[Component data from apps and pages]
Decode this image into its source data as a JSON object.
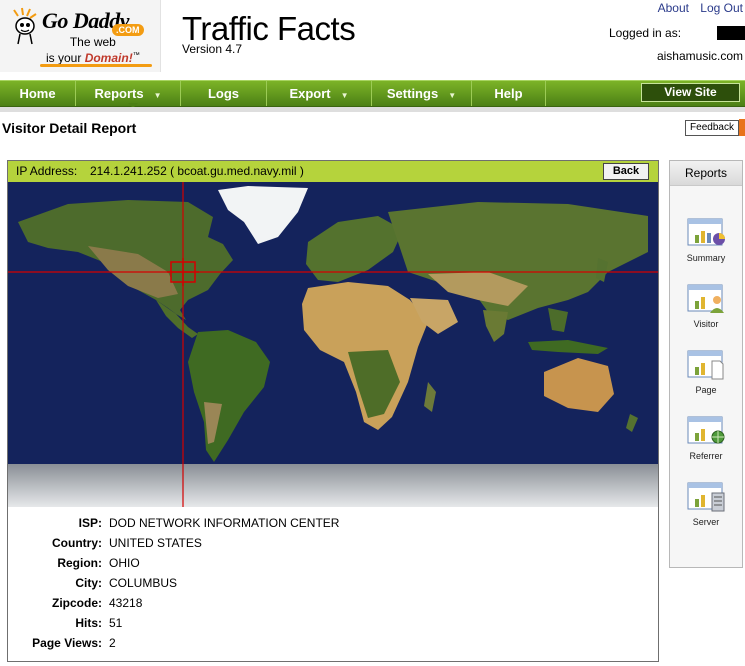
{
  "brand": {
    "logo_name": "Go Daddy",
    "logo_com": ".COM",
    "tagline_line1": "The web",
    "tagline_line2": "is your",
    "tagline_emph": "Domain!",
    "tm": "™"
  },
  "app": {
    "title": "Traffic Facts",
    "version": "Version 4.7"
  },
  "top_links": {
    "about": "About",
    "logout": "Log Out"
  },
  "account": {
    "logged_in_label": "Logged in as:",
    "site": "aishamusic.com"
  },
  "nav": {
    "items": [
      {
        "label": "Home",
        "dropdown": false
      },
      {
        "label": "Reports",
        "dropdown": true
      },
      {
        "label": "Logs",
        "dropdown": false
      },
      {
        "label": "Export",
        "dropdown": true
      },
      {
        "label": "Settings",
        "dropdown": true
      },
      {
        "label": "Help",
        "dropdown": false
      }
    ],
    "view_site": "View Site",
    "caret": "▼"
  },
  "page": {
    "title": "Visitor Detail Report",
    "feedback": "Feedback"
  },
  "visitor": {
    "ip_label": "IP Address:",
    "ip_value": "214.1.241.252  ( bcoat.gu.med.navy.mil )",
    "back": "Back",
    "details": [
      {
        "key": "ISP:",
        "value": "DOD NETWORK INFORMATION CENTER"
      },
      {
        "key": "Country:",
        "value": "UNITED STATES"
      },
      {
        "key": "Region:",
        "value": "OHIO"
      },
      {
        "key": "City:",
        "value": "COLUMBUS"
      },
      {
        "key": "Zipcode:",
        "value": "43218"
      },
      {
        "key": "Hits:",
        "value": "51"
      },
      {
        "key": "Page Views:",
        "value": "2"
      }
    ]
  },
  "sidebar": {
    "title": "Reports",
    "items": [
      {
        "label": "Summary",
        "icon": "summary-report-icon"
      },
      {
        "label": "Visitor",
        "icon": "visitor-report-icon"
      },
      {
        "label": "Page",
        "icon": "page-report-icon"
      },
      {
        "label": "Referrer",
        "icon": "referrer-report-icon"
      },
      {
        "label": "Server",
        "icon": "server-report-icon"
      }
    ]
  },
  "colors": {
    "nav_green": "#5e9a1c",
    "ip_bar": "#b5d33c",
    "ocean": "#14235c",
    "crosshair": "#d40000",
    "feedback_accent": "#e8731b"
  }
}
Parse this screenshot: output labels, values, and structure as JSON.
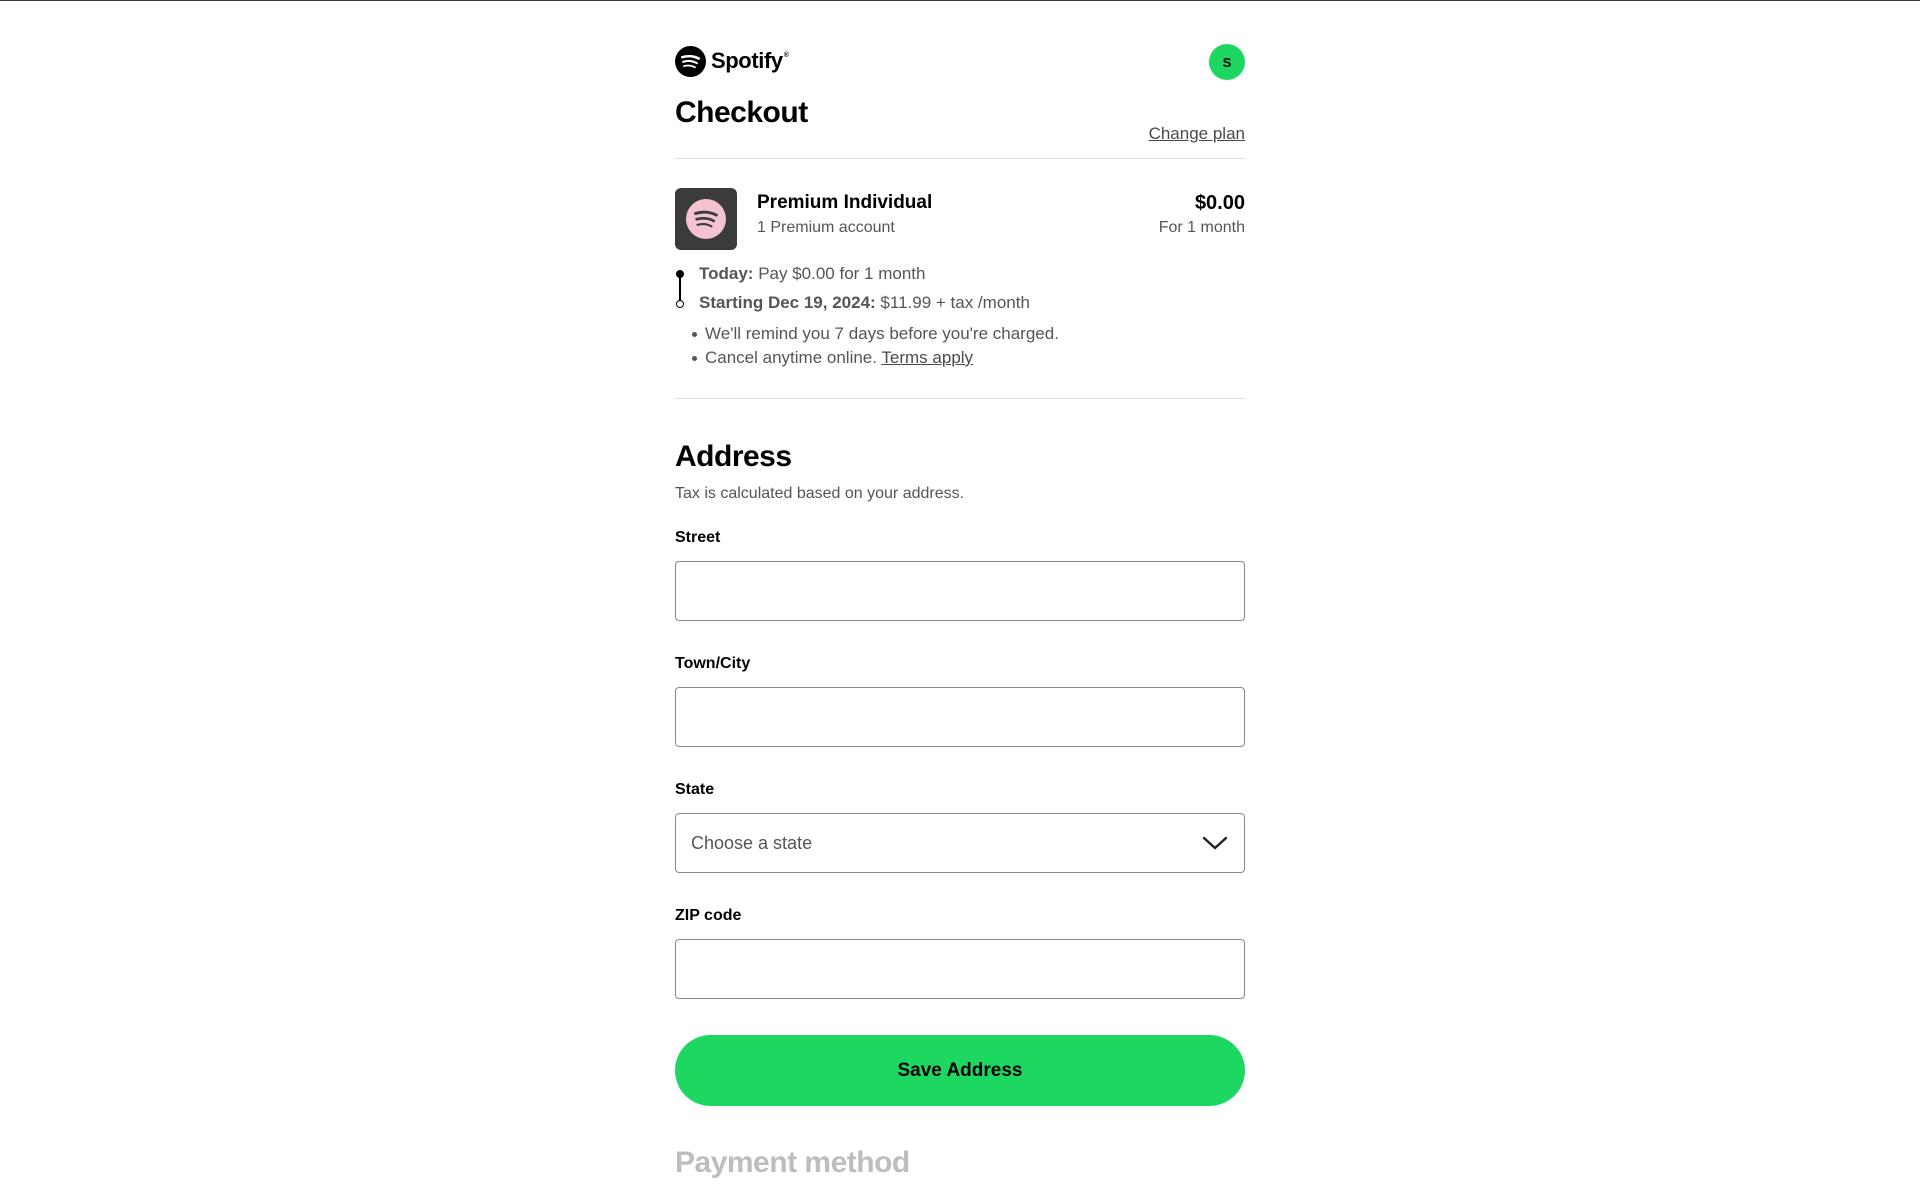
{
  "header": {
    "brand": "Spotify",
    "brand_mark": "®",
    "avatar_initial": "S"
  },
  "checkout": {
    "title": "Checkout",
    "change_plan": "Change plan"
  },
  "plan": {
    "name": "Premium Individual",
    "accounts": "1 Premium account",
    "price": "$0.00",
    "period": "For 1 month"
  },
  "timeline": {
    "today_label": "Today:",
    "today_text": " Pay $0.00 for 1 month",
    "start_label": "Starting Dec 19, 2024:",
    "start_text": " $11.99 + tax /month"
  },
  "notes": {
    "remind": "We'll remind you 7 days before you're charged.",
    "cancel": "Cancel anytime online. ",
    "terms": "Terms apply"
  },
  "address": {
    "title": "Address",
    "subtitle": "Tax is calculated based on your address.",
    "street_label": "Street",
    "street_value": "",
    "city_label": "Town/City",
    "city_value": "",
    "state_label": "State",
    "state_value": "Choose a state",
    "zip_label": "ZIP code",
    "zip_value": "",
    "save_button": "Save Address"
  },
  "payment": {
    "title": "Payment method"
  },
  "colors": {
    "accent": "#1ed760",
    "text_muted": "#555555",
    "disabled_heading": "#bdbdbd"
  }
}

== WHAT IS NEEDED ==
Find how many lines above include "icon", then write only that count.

== RESPONSE ==
5